Joe Fassler wrote a fascinating piece in The Atlantic about the author, Claire Messud. In "Words on Paper Will Outlast Us": How Claire Messud Distills Her Life,"  Claire Messud says this,"Just because we lose so much does not make the small fragments we do preserve less valuable--quite the opposite. Storytelling is a human impulse, and making meaning is a human impulse. We want to make sense of things, and we will always try to tell the fuller story from the fragments that we've got. . . There is always a world to discover within the shards we have."

This article blew me away as author Claire Messud reminds us that once we are gone, what remains of us is often words on paper. Eventually the people who knew us best and loved us will die, and their memories will die with them. Isn't this so true? Haven't we all lost people in our lives whose presence are gone because of what they haven't written? And don't we treasure those fragments we have even more because of their scarcity?

My grandparents died more than a decade ago. I have hundreds of questions I would ask them if they were with me right now. Those unanswered questions compel me to share my own stories and experiences  through blogging and scrapbooking. The last eight months of my life have been incredibly full, but also difficult to record in blogging. I simply haven't had the energy to write lengthy or even brief blog posts. What I have recorded comes in short, almost cryptic phrases that I am now starting to flesh out.

I believe very strongly that we all have stories of our ordinary lives to tell. Remember that life isn't just about the grand moments or the big events that punctuate our stories. We all have small moments and details that paint a big picture of a life well-lived.

My challenge to you is take some time today to start telling your story in a journal, blog post, or a letter. It doesn't have to be grand or earth-shaking. Just share a piece of yourself.

Share with me what prevents you from recording your life. If you do take time to journal or blog, what keeps you going?


Here are some ideas to get you started:
What's on your shopping list? And what does that say about your life and family? How does it compare to your shopping list last year?
What is your routine like in the morning? (Trust me, you'll want to write this down because it really does change based on the schools your children are in or where you live.)
What is the hardest part of your day and why?
What is something you do well?
What is something you do really, really badly?
What is an accomplishment you are proud of?
What is something you regret and why?
Share a favorite childhood memory.
What subject were you best at in school?
What was your hardest subject in school?
What do you do that relaxes you?
What stresses you out?

Have fun!

© 2007-2016 TIFFANY WACASER ALL RIGHTS RESERVED


2 comments:

Bobi Jensen said...

Wow, I am saving this for blog ideas!

Nicole Salisbury said...

Good ideas!
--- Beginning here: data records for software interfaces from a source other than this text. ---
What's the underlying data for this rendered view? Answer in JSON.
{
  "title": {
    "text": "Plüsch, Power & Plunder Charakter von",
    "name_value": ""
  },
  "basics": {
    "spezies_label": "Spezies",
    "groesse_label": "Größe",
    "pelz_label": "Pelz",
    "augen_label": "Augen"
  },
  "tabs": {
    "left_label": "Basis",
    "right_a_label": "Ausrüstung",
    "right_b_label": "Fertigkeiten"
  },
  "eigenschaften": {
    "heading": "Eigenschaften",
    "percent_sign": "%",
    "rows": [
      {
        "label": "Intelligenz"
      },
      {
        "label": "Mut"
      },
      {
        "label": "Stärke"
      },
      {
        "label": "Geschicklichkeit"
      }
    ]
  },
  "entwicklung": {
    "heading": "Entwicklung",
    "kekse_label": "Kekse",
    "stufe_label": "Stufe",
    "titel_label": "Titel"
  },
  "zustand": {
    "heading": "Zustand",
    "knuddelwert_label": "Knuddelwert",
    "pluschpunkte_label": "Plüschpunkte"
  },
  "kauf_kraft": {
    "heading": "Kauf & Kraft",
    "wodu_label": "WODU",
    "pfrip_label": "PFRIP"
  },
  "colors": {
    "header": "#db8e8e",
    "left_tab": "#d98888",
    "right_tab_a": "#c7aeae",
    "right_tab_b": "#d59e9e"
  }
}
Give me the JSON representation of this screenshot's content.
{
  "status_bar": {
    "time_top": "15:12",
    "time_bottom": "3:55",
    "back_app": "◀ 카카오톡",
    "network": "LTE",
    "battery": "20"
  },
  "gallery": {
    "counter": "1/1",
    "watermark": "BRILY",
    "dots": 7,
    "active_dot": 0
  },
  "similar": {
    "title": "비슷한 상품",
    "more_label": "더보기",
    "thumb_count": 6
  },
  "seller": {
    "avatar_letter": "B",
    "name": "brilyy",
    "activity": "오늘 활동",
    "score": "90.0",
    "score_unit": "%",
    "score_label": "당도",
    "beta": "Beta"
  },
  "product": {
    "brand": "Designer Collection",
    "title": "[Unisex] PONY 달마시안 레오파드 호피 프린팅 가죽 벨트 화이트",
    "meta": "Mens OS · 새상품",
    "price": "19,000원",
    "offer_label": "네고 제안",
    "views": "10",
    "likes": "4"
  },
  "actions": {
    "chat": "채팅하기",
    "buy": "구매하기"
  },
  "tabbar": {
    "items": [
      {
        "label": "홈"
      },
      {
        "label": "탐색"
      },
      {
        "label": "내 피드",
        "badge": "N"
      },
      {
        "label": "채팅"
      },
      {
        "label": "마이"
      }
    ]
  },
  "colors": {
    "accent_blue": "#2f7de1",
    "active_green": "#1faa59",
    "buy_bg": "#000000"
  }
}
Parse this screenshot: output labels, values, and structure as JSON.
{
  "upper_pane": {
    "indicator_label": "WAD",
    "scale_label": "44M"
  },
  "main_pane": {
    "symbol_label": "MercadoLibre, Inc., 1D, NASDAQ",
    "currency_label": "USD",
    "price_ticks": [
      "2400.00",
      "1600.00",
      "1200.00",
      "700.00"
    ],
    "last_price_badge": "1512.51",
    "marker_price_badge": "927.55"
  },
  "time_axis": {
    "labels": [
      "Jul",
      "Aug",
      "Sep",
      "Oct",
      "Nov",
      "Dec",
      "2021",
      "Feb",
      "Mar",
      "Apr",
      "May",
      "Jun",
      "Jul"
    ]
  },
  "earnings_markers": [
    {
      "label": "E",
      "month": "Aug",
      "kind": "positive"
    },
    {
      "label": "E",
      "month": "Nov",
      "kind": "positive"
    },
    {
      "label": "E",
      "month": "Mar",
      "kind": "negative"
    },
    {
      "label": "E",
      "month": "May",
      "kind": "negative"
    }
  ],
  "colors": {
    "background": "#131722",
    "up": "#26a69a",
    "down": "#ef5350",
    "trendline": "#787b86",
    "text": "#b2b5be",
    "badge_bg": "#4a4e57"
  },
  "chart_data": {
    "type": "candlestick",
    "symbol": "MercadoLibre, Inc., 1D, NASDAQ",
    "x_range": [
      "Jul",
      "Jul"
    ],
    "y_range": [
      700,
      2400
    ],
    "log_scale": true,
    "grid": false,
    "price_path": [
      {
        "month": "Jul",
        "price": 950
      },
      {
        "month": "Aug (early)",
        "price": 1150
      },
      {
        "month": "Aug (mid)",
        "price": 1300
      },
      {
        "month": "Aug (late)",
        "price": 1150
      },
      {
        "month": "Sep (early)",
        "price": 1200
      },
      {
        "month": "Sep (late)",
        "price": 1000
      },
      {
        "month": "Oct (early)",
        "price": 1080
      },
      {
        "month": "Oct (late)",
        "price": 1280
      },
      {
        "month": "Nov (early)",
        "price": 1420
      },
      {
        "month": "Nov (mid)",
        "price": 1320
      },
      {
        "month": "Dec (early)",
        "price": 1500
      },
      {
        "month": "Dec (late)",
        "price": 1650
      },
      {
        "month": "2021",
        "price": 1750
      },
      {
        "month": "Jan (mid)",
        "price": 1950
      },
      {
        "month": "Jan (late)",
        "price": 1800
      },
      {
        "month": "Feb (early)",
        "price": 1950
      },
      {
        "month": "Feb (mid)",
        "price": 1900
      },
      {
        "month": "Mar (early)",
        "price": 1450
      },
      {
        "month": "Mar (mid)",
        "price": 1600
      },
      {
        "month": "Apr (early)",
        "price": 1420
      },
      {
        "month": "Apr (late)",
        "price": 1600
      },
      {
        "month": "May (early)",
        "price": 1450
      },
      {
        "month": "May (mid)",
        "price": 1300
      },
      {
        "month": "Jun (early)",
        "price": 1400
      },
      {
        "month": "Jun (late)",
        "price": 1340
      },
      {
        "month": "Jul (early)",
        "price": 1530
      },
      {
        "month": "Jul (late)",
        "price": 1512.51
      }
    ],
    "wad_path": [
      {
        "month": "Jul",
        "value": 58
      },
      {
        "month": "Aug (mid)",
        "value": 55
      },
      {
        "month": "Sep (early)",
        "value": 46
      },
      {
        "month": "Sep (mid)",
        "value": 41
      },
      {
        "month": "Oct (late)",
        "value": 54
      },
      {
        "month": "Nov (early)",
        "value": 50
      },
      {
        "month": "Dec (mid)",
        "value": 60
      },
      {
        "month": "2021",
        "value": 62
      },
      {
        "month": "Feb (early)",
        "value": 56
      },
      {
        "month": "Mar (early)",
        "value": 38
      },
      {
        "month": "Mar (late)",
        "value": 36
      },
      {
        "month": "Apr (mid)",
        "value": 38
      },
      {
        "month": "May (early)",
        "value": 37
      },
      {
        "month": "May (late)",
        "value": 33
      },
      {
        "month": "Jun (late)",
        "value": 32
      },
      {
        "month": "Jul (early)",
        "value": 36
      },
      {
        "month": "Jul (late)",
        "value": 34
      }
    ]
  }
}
I find my ability to write and process anything these days lacking. And after the baby comes...